NetCrime 2017 : Symposium on the Structure and Mobility of Crime
Call For Papers
CALL FOR ABSTRACTS
2nd Symposium on the Structure and Mobility of Crime, a NetSci2017 Satellite.
June 20, 2017 - Indianapolis, Indiana, USA
We have never lived in a safer world!
Despite the good news, crime is still prevalent in
most large cities. In the USA, the FBI reports that
in 2013 there were about 3,098 crimes per 100,000
habitants, with 2,730 of them being property crimes
and 367 violent. Unveiling the structure and the
dynamics of criminal activity can lead to a better

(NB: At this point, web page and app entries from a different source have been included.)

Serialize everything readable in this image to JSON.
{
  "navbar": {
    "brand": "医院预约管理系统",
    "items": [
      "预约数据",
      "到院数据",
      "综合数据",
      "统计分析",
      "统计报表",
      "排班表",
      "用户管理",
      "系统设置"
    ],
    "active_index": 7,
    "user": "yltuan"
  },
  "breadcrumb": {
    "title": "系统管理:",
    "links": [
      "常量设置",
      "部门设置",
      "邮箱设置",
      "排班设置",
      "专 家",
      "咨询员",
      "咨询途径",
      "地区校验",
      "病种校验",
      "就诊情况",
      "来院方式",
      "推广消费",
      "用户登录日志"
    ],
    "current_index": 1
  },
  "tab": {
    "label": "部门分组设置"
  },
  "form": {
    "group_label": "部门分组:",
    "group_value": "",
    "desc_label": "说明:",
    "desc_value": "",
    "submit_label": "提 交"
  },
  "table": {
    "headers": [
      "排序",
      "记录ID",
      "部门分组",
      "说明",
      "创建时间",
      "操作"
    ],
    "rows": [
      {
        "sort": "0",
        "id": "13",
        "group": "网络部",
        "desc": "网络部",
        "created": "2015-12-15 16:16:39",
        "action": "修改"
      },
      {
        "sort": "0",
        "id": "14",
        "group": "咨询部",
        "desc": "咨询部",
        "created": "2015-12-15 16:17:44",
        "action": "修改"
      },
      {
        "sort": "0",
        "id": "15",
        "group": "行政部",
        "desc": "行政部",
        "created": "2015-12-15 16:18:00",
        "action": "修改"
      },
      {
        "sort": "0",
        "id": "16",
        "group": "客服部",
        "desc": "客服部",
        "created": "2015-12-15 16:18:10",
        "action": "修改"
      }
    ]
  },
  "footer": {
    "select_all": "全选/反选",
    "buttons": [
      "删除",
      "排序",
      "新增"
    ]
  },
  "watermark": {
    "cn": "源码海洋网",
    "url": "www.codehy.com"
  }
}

understanding of crime as a whole which in turn can
help us provide better cities to our citizens.
The understanding of crime activity has for a long
time puzzled government officials, law-enforcement
officers, and researchers. Law enforcement tends to
be reactive and many times a step behind criminal
activity. What if we could change this “game”? What
if we could give the police an edge by making them
understand criminal structure and perhaps prevent
some activity before it takes place?
This event has been put together to bring researchers
from various fields including, criminology, sociology,
physics, computer science, mathematics, law-enforcement
to an open forum to discuss the role of Network Science
in understanding the structure and dynamics of crime.
Submission deadline: March 3, 2017
Notification of acceptance: March 26, 2017
NetSci date: June 19 to 23, 2017
NetCrime date: June 20, 2017 (morning)
We invite submissions extended abstract (2 pages max) via EasyChair.
A non-exhaustive list of topics of interest include:
- Understanding crime as a complex system;
- criminal networks;
- crime modeling;
- dynamics and structure of transnational crime;
- dynamics of criminal hotspots in cities;
- dynamics of terrorist events;
- crime prediction in cities;
- spatial regularities of crime in cities;
- use of social media for crime analysis;
- dynamics of cyber-crime;
- interplay of criminal events and social-economic factors;
- use of communication data in criminal activity;
- detection of criminal organization in cities
- relationship between human mobility and crime;
- visualization of illegal activities;
- social network analysis in crime data
- network-based tools for analyzing crime
- visualization of criminal data in cities
- and others.
Submissions will be evaluated and selected by the
Program Committee, based on the adherence to the
workshop theme, originality and scientific quality. Once
an abstract has been accepted, at least one author is
required to attend the workshop and present the paper.
Please note that the participants must register in the
NetSci general conference.
TO BE ANNOUNCED
TO BE CONFIRMED
- Marcos Oliveira, Florida Institute of Technology, USA
- Ronaldo Menezes, Florida Institute of Technology, USA
- Hugo Barbosa-Filho, University of Rochester, USA